C – “Deliberate understatement with concealment”. This is the most serious and involves deliberately manufacturing false evidence as part of your tax evasion, such as forging invoices from suppliers, denying the existence of a bank account where you keep your ill-gotten gains, and so on. The maximum penalty here is, unsurprisingly, 100% of the tax lost and the minimum level is 30% for an “unprompted” disclosure and 50% in a case where you had to be asked before you admitted it.
The majority of tax investigations of family businesses would probably fall into the “B” category (deliberate but not concealed) – for example, the farmer who does not declare his income from providing Bed and Breakfast, or the pub landlord who helps himself to drinks and cigarettes and “skims” some cash from the till. At present, I would expect to settle such a case with a penalty of about 25% to 30%, but under the new rules the minimum penalty will be 35%, assuming that the matter only comes to light when an investigation is launched.
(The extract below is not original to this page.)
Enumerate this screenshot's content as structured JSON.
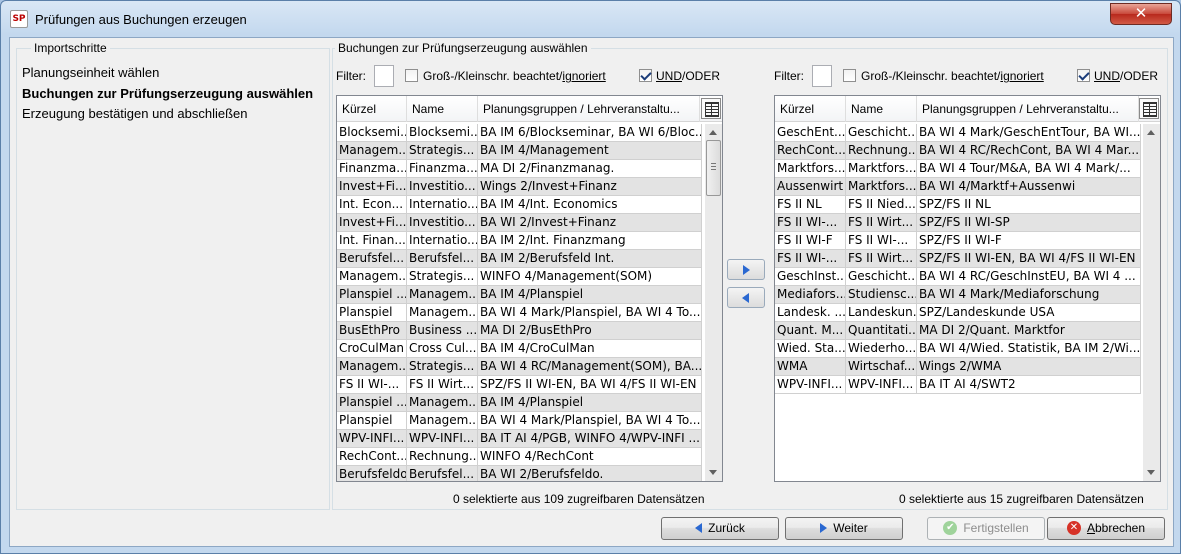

And what if the landlord does not merely skim some cash but also deliberately fails to ring up all his sales in order to cover this up? Presumably, HMRC will say that makes it a C penalty case (because he has done something to conceal his skimming) so the minimum penalty is now 50%.
Another new idea in the consultative document is “suspended” penalties. It seems this will only apply in “A” penalty cases (“failure to take reasonable care”). In such cases, instead of demanding payment of the penalty immediately (30 days is the usual time given to the taxpayer to settle up at the end of an Enquiry), HMRC will have the option of waiting for up to two years and then checking to see if whatever caused the original errors has now been corrected.
For example, if the records you keep for your business are inadequate and this leads to an understatement of your profits, HMRC might charge a penalty of 25% but “suspend” this for two years. After two years, if an inspection of your records showed they were now being kept correctly, the penalty would be cancelled.
Given the existence of minimum levels of penalty for each type of offence and the possibility of “suspended” penalties for “A” penalties, it is inevitable that there will be a lot of discussion between HMRC and tax advisers as to which category their client falls into.
At what point does “failure to take reasonable care” become “deliberate understatement”, and exactly what is meant by “concealment”?
The Consultation Document refers to “keeping books and records that are incomplete in some respects” as an example of “failing to take reasonable care”. When a set of accounts is prepared from business records there will almost always be at least one “balancing figure” – that is, the debits and credits do not correspond exactly, because nobody’s perfect – and when investigating accounts HMRC will always argue that this demonstrates that the records are “incomplete” and so cannot be relied upon. If they take this hard line under the new penalty regime, it is difficult to see how anyone will be able to get their suspended penalties cancelled because when the books are examined after two years, there will almost inevitably still be some “balancing figures”.
It is likely that the new rules will first apply for the 2008/09 tax year. One thing is certain – the new regime will mean higher penalties at the end of most tax investigations.